### WHAT THIS TASK INVOLVES
Set down the entries exactly. No line may differ from its source.

### PROVIDED ENTRIES
>>>>>

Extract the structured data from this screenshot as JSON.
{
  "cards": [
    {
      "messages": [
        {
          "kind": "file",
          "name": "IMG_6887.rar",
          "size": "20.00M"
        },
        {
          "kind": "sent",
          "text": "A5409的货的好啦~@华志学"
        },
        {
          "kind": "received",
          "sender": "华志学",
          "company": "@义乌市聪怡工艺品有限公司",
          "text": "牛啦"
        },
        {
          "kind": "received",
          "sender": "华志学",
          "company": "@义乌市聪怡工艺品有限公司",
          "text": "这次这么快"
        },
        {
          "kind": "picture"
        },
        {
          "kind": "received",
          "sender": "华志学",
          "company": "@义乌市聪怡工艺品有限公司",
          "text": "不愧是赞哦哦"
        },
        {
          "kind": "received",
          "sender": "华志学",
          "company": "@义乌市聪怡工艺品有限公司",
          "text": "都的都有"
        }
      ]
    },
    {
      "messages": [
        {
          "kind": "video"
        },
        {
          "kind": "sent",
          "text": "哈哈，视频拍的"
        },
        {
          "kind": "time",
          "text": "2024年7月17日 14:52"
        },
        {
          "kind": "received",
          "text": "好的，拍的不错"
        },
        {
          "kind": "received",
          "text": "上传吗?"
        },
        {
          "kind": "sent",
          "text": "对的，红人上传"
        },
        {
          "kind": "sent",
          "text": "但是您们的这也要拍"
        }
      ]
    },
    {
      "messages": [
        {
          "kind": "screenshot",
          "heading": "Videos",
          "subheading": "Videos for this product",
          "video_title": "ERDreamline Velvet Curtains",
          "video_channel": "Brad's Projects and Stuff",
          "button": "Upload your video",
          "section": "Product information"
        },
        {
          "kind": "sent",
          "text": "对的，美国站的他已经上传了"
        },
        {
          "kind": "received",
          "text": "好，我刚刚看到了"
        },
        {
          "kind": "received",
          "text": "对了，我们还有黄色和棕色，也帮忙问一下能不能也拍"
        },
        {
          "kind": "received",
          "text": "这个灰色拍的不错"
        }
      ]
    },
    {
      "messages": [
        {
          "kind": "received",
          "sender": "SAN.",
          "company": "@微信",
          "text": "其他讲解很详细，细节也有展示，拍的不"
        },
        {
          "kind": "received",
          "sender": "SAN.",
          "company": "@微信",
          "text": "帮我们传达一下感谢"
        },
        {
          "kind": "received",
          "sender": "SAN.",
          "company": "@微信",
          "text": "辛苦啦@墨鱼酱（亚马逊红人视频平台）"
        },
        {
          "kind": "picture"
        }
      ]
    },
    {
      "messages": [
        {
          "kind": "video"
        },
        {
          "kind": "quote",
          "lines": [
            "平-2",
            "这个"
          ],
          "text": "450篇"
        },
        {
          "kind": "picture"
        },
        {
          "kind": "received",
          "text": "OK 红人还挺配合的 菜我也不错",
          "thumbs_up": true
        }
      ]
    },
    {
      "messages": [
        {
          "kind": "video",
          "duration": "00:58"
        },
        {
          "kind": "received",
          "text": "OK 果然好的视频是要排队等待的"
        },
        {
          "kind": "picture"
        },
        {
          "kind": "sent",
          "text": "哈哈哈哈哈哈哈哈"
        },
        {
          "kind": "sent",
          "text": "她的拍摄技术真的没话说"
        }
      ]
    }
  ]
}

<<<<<

### ANSWER TO THIS PROBLEM
Extract the structured data from this screenshot as JSON.
{
  "cards": [
    {
      "messages": [
        {
          "kind": "file",
          "name": "IMG_6887.rar",
          "size": "20.00M"
        },
        {
          "kind": "sent",
          "text": "A5409的货的好啦~@华志学"
        },
        {
          "kind": "received",
          "sender": "华志学",
          "company": "@义乌市聪怡工艺品有限公司",
          "text": "牛啦"
        },
        {
          "kind": "received",
          "sender": "华志学",
          "company": "@义乌市聪怡工艺品有限公司",
          "text": "这次这么快"
        },
        {
          "kind": "picture"
        },
        {
          "kind": "received",
          "sender": "华志学",
          "company": "@义乌市聪怡工艺品有限公司",
          "text": "不愧是赞哦哦"
        },
        {
          "kind": "received",
          "sender": "华志学",
          "company": "@义乌市聪怡工艺品有限公司",
          "text": "都的都有"
        }
      ]
    },
    {
      "messages": [
        {
          "kind": "video"
        },
        {
          "kind": "sent",
          "text": "哈哈，视频拍的"
        },
        {
          "kind": "time",
          "text": "2024年7月17日 14:52"
        },
        {
          "kind": "received",
          "text": "好的，拍的不错"
        },
        {
          "kind": "received",
          "text": "上传吗?"
        },
        {
          "kind": "sent",
          "text": "对的，红人上传"
        },
        {
          "kind": "sent",
          "text": "但是您们的这也要拍"
        }
      ]
    },
    {
      "messages": [
        {
          "kind": "screenshot",
          "heading": "Videos",
          "subheading": "Videos for this product",
          "video_title": "ERDreamline Velvet Curtains",
          "video_channel": "Brad's Projects and Stuff",
          "button": "Upload your video",
          "section": "Product information"
        },
        {
          "kind": "sent",
          "text": "对的，美国站的他已经上传了"
        },
        {
          "kind": "received",
          "text": "好，我刚刚看到了"
        },
        {
          "kind": "received",
          "text": "对了，我们还有黄色和棕色，也帮忙问一下能不能也拍"
        },
        {
          "kind": "received",
          "text": "这个灰色拍的不错"
        }
      ]
    },
    {
      "messages": [
        {
          "kind": "received",
          "sender": "SAN.",
          "company": "@微信",
          "text": "其他讲解很详细，细节也有展示，拍的不"
        },
        {
          "kind": "received",
          "sender": "SAN.",
          "company": "@微信",
          "text": "帮我们传达一下感谢"
        },
        {
          "kind": "received",
          "sender": "SAN.",
          "company": "@微信",
          "text": "辛苦啦@墨鱼酱（亚马逊红人视频平台）"
        },
        {
          "kind": "picture"
        }
      ]
    },
    {
      "messages": [
        {
          "kind": "video"
        },
        {
          "kind": "quote",
          "lines": [
            "平-2",
            "这个"
          ],
          "text": "450篇"
        },
        {
          "kind": "picture"
        },
        {
          "kind": "received",
          "text": "OK 红人还挺配合的 菜我也不错",
          "thumbs_up": true
        }
      ]
    },
    {
      "messages": [
        {
          "kind": "video",
          "duration": "00:58"
        },
        {
          "kind": "received",
          "text": "OK 果然好的视频是要排队等待的"
        },
        {
          "kind": "picture"
        },
        {
          "kind": "sent",
          "text": "哈哈哈哈哈哈哈哈"
        },
        {
          "kind": "sent",
          "text": "她的拍摄技术真的没话说"
        }
      ]
    }
  ]
}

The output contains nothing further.